Kiss Me, Kaitlyn is a nice little story set in small town Iowa that has a nice couple and ends with a happy ever after. Descriptions like “enjoyable yet predictable” come to mind.
Kaitlyn Killeen has lived in little Shelby, Iowa, her whole life. And her whole life she has had dreams of heading to Chicago and designing her own line of clothing. She now has a date to leave and is ready to go. Meanwhile, she lives with her father and three brothers, takes care of the house and works for the only factory in town in the personnel office.
McCashlin Enterprises is the primary employer in Shelby. Everyone works there or knows someone who works there. Clay McCashlin, son of the owner of this large conglomerate, has come to Shelby to investigate possible theft at the plant. With no real proof, but an intuitive sense that the inventory is just not right, Clay has agreed to take care of this for his father. But he has assumed the identity of an old friend in order to infiltrate the plant without alerting the thief.

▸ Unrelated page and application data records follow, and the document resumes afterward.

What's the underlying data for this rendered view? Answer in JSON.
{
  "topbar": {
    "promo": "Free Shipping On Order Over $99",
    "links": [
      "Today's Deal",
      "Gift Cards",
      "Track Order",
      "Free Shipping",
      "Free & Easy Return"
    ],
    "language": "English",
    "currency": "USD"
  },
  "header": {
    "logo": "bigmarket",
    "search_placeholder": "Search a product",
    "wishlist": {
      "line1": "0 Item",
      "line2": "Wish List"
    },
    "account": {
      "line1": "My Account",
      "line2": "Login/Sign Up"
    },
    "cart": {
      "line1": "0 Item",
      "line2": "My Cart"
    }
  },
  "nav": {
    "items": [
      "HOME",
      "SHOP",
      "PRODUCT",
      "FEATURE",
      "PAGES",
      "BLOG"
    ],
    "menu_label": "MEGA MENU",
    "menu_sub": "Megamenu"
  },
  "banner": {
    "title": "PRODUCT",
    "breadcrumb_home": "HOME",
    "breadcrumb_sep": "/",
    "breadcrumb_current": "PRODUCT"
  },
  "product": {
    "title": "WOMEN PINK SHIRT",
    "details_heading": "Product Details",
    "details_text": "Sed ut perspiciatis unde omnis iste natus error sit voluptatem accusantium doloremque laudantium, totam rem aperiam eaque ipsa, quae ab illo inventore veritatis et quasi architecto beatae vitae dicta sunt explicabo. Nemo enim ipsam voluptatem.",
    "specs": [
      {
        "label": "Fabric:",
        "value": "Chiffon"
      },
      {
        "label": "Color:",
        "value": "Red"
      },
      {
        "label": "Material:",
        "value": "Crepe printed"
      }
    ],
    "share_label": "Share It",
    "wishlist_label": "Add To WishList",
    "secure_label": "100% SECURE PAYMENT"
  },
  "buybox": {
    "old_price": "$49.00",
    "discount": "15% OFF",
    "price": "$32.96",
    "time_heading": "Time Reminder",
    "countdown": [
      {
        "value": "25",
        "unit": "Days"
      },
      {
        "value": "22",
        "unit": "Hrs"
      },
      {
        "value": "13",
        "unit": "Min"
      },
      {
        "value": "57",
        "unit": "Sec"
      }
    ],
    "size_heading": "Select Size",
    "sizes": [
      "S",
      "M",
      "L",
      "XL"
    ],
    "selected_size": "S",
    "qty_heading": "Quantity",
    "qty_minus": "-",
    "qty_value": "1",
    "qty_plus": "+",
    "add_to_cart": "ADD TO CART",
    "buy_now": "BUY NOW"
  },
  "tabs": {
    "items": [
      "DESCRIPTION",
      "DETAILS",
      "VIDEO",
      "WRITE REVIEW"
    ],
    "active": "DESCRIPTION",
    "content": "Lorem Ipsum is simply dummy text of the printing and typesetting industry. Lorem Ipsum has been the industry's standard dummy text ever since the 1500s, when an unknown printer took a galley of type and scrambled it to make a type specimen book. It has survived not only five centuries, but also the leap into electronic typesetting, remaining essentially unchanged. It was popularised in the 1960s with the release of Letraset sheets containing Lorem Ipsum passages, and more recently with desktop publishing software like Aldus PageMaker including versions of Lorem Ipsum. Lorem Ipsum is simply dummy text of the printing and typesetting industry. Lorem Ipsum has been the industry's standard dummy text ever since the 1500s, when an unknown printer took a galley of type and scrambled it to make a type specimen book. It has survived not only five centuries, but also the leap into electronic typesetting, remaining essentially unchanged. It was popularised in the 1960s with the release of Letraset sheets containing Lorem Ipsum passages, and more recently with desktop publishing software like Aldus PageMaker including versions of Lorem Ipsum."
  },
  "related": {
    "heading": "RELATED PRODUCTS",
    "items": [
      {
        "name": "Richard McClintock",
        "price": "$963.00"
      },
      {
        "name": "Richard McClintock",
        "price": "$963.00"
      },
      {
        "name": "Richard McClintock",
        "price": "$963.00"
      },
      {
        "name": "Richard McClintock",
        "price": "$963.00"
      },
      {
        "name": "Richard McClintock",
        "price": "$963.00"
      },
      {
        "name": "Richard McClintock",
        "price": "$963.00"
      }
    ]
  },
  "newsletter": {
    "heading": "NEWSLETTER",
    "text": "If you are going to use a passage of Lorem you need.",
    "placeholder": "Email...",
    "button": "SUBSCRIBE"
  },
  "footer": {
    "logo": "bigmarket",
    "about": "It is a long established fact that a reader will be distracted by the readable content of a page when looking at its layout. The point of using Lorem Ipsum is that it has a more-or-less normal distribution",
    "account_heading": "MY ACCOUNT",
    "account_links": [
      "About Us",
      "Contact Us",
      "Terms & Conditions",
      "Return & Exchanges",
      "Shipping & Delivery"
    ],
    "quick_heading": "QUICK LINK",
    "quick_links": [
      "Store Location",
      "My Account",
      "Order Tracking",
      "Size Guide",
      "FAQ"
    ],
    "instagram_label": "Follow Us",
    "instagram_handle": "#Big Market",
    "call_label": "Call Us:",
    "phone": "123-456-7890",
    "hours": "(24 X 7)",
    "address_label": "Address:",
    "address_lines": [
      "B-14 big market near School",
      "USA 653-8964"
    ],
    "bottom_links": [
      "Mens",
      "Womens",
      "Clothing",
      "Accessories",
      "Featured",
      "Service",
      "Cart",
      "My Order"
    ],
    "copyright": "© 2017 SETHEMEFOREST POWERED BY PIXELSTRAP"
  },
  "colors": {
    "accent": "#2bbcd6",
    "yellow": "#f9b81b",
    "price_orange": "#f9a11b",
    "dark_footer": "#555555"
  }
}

On his first day, he gets in an accident on his motorcycle and runs into Kaitlyn’s father, who offers him the opportunity to stay in the apartment over the garage. He also meets green-eyed, red-haired Kaitlyn, who instantly attracts him. Kaitlyn, too, is drawn to Clay, but knows that love interest complications are not what she needs right now.

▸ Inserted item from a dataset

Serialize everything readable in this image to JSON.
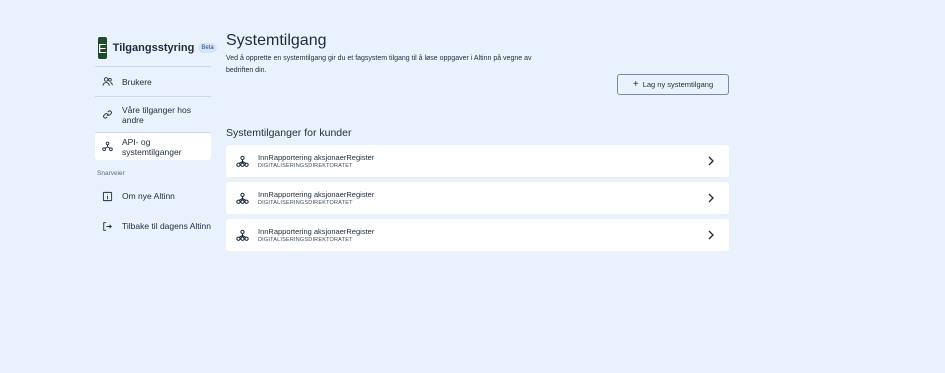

Clay gets hired by the plant; Kaitlyn discovers his lies about his name and confronts him. Clay lies again, avoiding the use of his name, but telling her about his assignment to catch a thief. Kaitlyn agrees to help him, thus ensuring they will be in close contact. They fall in love, and then have to work out the details because Kaitlyn is leaving for Chicago soon and Clay has to go back to his old life in Chicago. Unfortunately, Kaitlyn doesn’t know he is from Chicago, nor that he is the heir to the McCashlin fortune. She thinks he is a drifter and thus wouldn’t be interested in her as a career woman.
Kaitlyn is a single-minded person who has known heartache from the death of a brother whom she practically raised. She is kind hearted but is determined to live out her dream and not complicate her life with love and children. Clay wants to prove himself to his father and yet, has hopes of starting his own business.

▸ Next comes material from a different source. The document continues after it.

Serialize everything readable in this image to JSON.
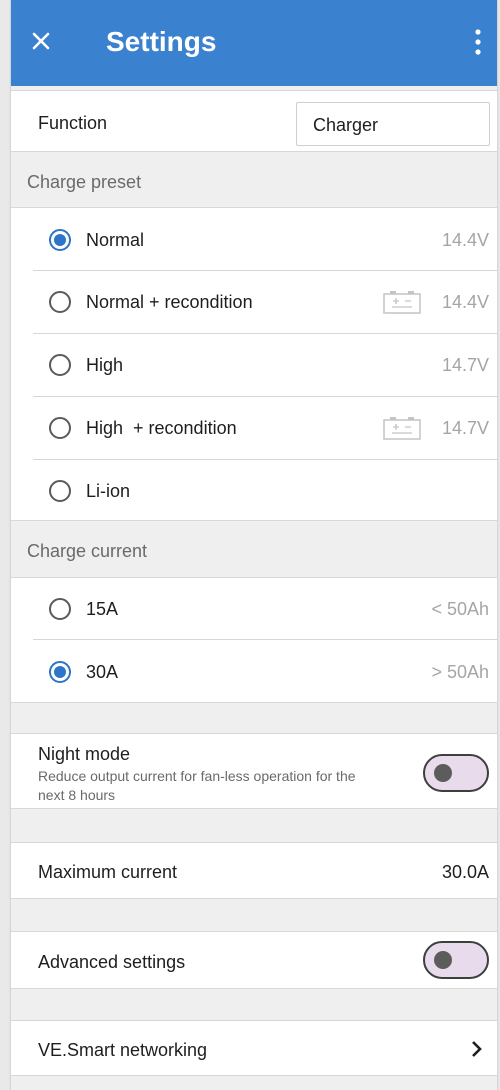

Neither character is completely drawn out, but both are explored enough to get a sense that they are good people and the reader can only hope all turns out for them. The “mystery” surrounding the theft is less than stellar. It is simply the backdrop for the romance. Little background is given and few details are explored. The resolution is simplistic and rather matter-of-course.
The writing is full of banter and light romantic scenes to show how the relationship between Clay and Katy deepens. It is this style that keeps the reader turning the pages. There are a few scenes that bring a smile and others that lighten the heart. There are a few that elicit a frustrating feeling from the reader, especially one where Clay professes his love and Kaitlyn brushes it off because it doesn’t fit her career plans. Yet she laments that she couldn’t tell him she loves him too.
Nice is not a term that I use when I am highly recommending a book. Nice is a word that I use when I read a book that brings some enjoyment, but which I could have passed by without really missing anything. Kiss Me, Kaitlyn is nice.